- Transmission: 5-speed electronically controlled automatic transmission with Intelligent Grade-Logic Control (ECT-i)
- MPG: EPA Estimated 23 MPG Highway, 17 MPG City (2WD), and 21 Highway, 16 City (AWD).
- Drivetrain: Front wheel drive, all wheel drive available on LE, XLE, XLE Limited (CE in Canada)
- Turning Diameter: 36.8 ft (11.2 m)
Third generation (2011–present)
|Assembly||Princeton, Indiana, United States (TMMI)|
|Body and chassis|
|Body style||4-door minivan|
|Layout||Front engine, front-wheel drive / all-wheel drive|
|Engine||3.5 L 2GR-FE V6 (266 hp)2.7 L 1AR-FE I4 (187 hp)|
|Wheelbase||119.3 in (3,030 mm)|
|Length||200.2 in (5,085 mm)|
|Width||78.2 in (1,986 mm)|
|Height||68.9 in (1,750 mm)70.7 in (1,796 mm) w/roof rails|
The redesigned 2011 Toyota Sienna premiered at the Los Angeles Auto Show in early December 2009. It was designed at Calty studios and engineered at Toyota Technical Center in Ann Arbor, Michigan and Toyota Motor Corporation in Japan. The new Sienna arrived at dealers in February 2010.
The Toyota Sienna is offered in five trim levels, the Sienna base grade, LE, XLE, Limited and for the first time the SE trim. The new SE offers revised bodywork, clear tail lamps, 19-inch (480 mm) wheels, firmer suspension and revised steering tuning for a sportier ride. All-wheel-drive is only available with the V6 engine on the LE, XLE and Limited model trims. Described by AOL Autos as slipping a sports car in a minivan, Chief Engineer Kazuo Mori (an avid autocrosser) reportedly had to overcome opposition to get the SE equipment package included in the line-up.
The previous 3.5-liter 2GR-FE continues, but for the first time the Sienna offers a four cylinder, the 1AR-FE. An Electric Power Steering (EPS) system replaces the previous hydraulic power steering system. Toyota expects EPA-estimated mileage figures of 19 mpg-US (12.4 L/100 km) city / 24 mpg-US (9.8 L/100 km) highway for models powered by the 4-cylinder engine, 18 mpg-US(13.1 L/100 km) city / 24 mpg-US (9.8 L/100 km) highway for 2WD V6 models, and 16 mpg-US (14.7 L/100 km) city / 22 mpg-US (10.7 L/100 km) highway for AWD models. An optional tow package for V6 models is rated to tow 3,500 pounds (1,600 kg).

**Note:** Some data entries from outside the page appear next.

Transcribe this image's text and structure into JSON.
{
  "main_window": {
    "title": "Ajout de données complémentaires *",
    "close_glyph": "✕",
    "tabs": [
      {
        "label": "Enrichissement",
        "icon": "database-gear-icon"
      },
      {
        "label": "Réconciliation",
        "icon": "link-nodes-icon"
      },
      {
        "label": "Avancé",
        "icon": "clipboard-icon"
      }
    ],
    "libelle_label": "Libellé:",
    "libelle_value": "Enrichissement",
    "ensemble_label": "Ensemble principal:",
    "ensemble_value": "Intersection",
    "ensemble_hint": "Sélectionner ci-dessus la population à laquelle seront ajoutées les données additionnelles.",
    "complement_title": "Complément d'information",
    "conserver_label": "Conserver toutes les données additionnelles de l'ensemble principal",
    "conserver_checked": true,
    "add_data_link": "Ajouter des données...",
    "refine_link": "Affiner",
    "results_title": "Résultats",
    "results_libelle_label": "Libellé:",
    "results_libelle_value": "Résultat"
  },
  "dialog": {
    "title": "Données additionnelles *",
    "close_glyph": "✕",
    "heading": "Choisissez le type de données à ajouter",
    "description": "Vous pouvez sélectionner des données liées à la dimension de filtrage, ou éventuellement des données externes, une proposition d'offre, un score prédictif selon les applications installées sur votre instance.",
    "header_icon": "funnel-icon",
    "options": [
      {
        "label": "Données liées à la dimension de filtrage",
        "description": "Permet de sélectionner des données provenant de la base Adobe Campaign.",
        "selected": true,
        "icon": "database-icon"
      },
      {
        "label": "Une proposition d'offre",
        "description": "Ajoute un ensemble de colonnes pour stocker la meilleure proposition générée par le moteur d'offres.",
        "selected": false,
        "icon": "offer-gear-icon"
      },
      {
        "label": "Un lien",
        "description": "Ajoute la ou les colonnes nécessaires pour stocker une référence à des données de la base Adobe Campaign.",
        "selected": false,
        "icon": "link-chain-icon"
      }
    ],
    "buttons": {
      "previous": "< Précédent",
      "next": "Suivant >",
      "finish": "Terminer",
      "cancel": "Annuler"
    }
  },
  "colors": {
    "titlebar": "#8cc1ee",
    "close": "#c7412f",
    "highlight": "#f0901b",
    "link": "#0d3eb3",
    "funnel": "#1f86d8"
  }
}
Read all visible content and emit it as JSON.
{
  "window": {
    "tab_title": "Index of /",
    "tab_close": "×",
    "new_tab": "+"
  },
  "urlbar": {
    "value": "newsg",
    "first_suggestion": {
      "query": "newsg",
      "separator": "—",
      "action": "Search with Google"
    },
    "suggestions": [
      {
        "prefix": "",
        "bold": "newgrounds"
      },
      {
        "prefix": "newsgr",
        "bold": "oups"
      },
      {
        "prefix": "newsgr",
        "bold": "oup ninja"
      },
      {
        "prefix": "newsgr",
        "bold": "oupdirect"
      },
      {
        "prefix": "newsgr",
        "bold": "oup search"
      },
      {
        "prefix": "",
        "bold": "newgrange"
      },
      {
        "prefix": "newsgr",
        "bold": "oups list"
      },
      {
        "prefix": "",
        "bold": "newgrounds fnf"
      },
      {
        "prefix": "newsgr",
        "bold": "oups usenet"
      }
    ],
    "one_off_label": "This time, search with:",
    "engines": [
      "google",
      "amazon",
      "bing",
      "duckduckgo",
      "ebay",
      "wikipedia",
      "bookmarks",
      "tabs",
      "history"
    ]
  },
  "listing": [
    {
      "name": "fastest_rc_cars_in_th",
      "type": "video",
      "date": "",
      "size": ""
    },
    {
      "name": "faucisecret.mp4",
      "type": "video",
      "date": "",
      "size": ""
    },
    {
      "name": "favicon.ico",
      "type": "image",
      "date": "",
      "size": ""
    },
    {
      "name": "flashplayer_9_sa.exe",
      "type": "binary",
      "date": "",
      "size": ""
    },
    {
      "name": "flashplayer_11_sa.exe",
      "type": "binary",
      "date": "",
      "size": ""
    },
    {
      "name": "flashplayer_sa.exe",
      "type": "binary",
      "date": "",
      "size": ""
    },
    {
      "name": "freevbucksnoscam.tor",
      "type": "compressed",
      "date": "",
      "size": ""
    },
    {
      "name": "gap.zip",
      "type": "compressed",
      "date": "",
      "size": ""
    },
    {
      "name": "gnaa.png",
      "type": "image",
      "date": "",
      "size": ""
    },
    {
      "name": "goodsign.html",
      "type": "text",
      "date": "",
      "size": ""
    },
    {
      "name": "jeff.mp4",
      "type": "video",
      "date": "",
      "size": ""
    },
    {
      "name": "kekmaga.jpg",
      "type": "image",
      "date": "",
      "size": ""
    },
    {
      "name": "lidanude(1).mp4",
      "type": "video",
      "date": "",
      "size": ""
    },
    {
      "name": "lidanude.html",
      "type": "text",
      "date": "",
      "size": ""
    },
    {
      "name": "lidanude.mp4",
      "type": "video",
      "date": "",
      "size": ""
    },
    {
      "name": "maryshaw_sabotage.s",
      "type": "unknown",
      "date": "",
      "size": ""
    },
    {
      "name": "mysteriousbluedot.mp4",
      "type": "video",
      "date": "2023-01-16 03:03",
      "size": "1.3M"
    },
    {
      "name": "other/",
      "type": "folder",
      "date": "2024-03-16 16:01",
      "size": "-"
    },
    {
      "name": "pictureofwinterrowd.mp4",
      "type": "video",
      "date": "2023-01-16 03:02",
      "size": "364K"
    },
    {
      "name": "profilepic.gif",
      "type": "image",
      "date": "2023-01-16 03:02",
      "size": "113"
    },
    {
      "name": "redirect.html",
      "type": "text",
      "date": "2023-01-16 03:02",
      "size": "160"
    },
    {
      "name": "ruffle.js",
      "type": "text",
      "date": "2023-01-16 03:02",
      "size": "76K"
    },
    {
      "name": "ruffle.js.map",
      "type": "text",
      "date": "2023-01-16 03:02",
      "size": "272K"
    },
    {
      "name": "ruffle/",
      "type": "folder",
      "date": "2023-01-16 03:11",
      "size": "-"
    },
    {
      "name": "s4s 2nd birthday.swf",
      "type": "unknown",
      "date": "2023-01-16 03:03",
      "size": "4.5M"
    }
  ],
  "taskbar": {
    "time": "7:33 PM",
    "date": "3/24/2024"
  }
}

The front dashboard features a “swoop” wood trim, inspired by the Toyota Venza and Lexus RX, that gives front seat occupants a “60/60” split whether in the driver or passenger seat.
New features include an optional sliding second row with “Lounge Seating” recliner style chairs, a feature previously seen on the Lexus LS, and Toyota’s keyless Smart Key System with push-button start. The rear seat entertainment option now uses a 16.4-inch (41.7 cm) LCD screen which operates in two view modes, a single 16:9-ratio widescreen or two separate 4:3-ratio split screens with separate wireless headphones. Toyota’s new “Display Navigation with Entune” connected navigation system became available for the 2012 model year.
For safety the back-up camera comes with a new 180° panoramic view. Other new options include a Pre-Collision System (PCS) as well as an automatic highbeam dimmer, Safety Connect and a more advanced stability control system known as Vehicle Integrated Dynamics Management. A driver’s knee airbag is now standard as well.
Unlike Chrysler’s minivans Toyota decided not to offer a flat folding second row; instead the seats must be removed for extra cargo space. Toyota instead chose larger and heavier second row seats with more padding for comfort. When the second row seats are removed, the bottom of the second row seats, which is similar to a rack, remains attached to the van floor. This means that with second row seats removed, the floor of the Toyota Sienna is not flat.
Toyota is the first automaker to offer a factory installed auto-access seat for disabled people. The one-touch rotating, power ascending/descending lift-up seat can lower to within 19 inches (48 cm) of the ground.